The answer must be every line of the records in which the string "JSON" appears.

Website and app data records
--*--

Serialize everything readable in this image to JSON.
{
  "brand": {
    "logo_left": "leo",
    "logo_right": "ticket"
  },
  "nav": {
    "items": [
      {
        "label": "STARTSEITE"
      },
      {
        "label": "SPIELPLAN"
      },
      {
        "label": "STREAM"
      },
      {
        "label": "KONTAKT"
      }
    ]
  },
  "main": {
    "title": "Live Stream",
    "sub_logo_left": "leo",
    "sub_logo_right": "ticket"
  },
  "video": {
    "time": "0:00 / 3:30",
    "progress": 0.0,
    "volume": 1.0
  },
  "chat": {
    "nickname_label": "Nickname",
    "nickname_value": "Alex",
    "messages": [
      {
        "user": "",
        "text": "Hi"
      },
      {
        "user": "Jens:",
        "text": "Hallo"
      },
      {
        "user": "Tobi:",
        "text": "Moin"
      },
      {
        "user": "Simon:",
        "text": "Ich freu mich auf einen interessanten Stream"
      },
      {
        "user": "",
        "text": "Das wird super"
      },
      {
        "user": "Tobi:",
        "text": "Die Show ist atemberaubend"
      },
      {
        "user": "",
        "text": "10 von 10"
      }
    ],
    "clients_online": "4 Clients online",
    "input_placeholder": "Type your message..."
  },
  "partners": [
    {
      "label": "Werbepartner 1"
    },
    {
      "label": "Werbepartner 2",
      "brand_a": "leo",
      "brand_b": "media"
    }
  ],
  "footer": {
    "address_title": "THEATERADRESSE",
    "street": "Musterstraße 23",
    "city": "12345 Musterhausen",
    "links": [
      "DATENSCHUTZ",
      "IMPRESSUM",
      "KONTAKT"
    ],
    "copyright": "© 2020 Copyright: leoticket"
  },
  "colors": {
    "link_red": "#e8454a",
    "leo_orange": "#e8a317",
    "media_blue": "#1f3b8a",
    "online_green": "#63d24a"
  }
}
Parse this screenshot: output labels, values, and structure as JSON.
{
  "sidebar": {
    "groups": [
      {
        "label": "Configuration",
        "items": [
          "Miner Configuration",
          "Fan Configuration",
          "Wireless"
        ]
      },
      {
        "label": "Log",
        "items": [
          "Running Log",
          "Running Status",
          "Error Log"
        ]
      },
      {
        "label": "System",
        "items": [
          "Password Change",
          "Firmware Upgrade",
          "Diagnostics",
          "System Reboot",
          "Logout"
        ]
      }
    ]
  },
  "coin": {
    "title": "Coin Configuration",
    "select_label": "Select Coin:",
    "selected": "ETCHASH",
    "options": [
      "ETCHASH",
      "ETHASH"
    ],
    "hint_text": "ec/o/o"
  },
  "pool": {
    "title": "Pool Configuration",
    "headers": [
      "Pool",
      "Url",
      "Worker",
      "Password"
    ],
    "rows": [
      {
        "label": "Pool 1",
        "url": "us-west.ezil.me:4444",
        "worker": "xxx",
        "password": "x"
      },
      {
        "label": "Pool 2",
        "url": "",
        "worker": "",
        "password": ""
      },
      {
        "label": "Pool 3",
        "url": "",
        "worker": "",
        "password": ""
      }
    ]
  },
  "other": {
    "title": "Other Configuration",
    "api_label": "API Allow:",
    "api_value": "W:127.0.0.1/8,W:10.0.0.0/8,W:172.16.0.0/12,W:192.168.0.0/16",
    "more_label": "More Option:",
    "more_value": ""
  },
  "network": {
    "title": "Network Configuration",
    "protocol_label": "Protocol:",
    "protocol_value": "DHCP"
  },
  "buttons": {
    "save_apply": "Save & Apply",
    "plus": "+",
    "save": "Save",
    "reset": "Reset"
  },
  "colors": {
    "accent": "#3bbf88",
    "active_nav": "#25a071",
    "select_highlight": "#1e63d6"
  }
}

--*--

*YOUR SOLUTION*:
Serialize everything readable in this image to JSON.
Parse this screenshot: output labels, values, and structure as JSON.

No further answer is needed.